__TASK STATEMENT__
From the entries that follow, copy each line containing the word "воспитании".

(Beginning of DATA IN THIS EXERCISE)

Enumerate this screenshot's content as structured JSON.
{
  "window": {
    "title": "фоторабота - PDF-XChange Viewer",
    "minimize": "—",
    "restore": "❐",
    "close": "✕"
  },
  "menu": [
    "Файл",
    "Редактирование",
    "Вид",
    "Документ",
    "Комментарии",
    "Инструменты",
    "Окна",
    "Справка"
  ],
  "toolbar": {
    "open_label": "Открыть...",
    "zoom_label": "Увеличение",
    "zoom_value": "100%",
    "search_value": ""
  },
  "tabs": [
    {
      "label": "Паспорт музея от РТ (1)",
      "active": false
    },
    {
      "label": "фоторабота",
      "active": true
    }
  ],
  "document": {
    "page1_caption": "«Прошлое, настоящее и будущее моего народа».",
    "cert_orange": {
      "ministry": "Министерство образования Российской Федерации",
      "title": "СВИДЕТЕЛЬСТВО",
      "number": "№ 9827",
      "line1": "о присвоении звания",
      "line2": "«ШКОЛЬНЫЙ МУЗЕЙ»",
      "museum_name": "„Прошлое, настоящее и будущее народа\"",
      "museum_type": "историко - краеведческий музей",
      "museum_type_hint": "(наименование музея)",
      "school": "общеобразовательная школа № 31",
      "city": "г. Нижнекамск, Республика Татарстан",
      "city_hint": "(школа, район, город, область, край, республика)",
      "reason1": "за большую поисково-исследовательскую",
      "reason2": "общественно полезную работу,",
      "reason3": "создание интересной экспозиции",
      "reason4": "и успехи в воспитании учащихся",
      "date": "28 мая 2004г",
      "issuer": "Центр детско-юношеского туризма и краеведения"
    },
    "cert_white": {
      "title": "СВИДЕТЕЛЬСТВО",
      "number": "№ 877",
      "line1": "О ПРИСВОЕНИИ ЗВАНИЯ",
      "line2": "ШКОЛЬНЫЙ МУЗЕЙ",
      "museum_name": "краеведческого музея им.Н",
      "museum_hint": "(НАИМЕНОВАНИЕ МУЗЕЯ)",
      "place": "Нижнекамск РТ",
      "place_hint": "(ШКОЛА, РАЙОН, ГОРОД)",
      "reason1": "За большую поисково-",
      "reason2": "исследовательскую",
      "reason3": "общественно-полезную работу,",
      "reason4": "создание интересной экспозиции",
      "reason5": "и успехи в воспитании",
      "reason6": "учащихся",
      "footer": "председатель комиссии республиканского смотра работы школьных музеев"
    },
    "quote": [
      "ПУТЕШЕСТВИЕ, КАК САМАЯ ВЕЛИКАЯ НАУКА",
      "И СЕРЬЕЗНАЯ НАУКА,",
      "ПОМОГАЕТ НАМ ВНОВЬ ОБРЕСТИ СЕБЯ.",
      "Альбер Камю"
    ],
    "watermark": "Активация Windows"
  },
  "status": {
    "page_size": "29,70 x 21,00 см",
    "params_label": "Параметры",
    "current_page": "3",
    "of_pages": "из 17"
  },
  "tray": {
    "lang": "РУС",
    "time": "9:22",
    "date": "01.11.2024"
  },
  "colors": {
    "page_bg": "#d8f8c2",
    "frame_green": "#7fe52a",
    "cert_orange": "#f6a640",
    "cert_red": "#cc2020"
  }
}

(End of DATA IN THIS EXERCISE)

__TASK OUTPUT__
      "reason4": "и успехи в воспитании учащихся",
      "reason5": "и успехи в воспитании",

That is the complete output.